If you have any questions regarding this report or any questions regarding your water utility you may attend any New Buffalo Township Board meeting or contact Archie Barkman, Water Superintendent, at 269-231-5250. Board meetings are scheduled on the 3rd Monday of every month at the Township Hall at 17425 Red Arrow Highway.
Download and view PDF reports below (requires Adobe Acrobat)
New Buffalo Township Water Analysis Report - View file
City of New Buffalo Water Analysis Report - View file
Michigan City Water Analysis Report - View file
Maximum Residual Disinfection Level (MRDL) — The highest level of disinfectant allowed in drinking water. There is convincing evidence that addition of a disinfectant is necessary for control of Microbial contaminants.
Maximum Residual Level Goal (MRDLG) — The level of a drinking water disinfectant below which there is no known or expected risk to health. MRDLG's do not reflect the benefits of the use of disinfectants to control microbial contaminants.
AL (action level) — The concentration of a contaminant which, if exceed, triggers treatment or other requirements which a water system must follow.
MCL — Maximum Contaminant Level (MCL) is the highest level of a contaminant that is allowed in drinking water. MCLs are set as close to the MCLG as feasible using the best available treatment technology.
MCLG — Maximum Contaminant Level Goal (MCLG) is the level of a contaminant in drinking water below which there is no known or expected risk to health. MCLGs allow for a margin of safety.
NTU — Nephelometric Turbidity Units ppb
PPM — Parts per million
PPB — Parts per Billion
MG/L — milligrams per liter
UG/L — micrograms per liter
pCi/L — picocuries per liter
TT — Treatment Technique (TT) is a required process intended to reduce the level of a contaminant in drinking water.
Unregulated Contaminants — Unregulated contaminants are those for which EPA has not established drinking water standards. The purpose of the unregulated contaminant monitoring is to assist EPA in determining the occurrence of unregulated contaminants in drinking water and whether future regulation is warranted.
90th Percentile — 90 percent of the samples were below the number listed.
N/A — Not applicable.
N/D — None Detected
Turbidity — Turbidity is a measurement of the cloudiness of the water.
RAA — Running Annual Average.

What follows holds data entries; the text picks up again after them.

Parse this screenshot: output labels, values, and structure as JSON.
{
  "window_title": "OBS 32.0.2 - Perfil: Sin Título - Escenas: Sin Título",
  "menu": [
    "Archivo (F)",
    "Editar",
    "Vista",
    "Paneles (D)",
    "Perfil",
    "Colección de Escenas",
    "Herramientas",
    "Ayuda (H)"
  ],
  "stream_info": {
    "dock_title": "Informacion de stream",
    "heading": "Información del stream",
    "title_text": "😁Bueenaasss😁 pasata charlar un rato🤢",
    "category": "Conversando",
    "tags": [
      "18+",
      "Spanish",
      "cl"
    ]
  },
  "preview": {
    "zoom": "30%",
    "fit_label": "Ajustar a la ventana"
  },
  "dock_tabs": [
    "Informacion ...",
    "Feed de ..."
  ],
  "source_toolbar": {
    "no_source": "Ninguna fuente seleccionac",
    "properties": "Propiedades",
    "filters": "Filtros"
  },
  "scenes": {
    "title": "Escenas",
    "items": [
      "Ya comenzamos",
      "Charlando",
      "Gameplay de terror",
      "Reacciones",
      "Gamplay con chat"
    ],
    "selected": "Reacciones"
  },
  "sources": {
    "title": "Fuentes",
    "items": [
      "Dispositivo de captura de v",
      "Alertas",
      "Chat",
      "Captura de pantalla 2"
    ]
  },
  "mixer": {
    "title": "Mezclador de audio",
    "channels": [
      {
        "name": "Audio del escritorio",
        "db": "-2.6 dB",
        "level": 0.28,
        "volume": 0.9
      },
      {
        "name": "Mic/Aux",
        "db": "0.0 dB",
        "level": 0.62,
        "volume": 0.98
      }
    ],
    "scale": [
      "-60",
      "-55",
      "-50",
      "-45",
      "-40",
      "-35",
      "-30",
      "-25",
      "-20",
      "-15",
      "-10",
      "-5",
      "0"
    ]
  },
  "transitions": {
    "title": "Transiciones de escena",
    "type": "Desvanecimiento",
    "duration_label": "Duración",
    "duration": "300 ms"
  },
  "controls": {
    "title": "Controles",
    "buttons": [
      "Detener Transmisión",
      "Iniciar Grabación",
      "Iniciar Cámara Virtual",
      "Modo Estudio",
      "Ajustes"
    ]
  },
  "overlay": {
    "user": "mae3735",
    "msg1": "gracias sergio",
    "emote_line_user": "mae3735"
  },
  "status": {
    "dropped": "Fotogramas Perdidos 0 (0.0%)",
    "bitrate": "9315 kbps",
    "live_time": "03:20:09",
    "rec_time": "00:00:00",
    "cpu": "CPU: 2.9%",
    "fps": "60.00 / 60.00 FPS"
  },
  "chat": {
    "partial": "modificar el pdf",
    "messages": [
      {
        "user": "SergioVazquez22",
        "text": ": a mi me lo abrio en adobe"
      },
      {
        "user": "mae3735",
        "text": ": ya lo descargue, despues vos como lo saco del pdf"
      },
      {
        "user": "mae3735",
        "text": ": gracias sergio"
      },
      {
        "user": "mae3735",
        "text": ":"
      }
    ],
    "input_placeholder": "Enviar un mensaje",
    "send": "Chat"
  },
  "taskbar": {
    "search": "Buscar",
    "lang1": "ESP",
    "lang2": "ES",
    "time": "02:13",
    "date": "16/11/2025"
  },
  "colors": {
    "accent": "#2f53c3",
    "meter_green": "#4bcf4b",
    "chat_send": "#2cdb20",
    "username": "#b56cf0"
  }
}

*Lead & Copper — the state allows us to monitor for these substances less than once per year, so some data may be more than 1 year old, current results were collected from 1/1/2016 thru 12/30/2016. Infants and children who drink water containing lead higher than action levels could experience delays in their physical or mental development. Children could show slight deficits in attention span and learning abilities. Adults who drink this water over many years could develop kidney problems or high blood pressure.